Wherever "title" appears in a line of the listing, report that line.

——————————

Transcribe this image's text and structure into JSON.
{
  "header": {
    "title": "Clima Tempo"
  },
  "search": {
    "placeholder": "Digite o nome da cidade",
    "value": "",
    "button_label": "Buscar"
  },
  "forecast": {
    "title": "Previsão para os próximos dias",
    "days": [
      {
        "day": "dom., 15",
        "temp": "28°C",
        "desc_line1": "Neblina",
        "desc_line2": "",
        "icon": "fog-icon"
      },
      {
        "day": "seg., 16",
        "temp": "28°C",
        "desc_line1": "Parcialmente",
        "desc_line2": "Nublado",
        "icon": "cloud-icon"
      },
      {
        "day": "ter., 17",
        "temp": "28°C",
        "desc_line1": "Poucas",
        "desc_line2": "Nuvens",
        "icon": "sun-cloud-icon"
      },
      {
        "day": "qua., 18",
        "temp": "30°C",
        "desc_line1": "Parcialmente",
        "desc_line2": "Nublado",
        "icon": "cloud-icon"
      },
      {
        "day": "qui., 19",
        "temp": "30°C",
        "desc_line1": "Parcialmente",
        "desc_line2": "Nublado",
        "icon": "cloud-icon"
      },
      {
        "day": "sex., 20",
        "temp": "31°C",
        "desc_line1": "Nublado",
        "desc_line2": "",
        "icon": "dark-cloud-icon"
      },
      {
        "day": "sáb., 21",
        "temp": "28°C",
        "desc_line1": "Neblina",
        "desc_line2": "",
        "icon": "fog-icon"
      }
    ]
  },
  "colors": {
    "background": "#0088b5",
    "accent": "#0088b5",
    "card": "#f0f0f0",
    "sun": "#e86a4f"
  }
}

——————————

* Finished exercise *
    "title": "Clima Tempo"
    "title": "Previsão para os próximos dias",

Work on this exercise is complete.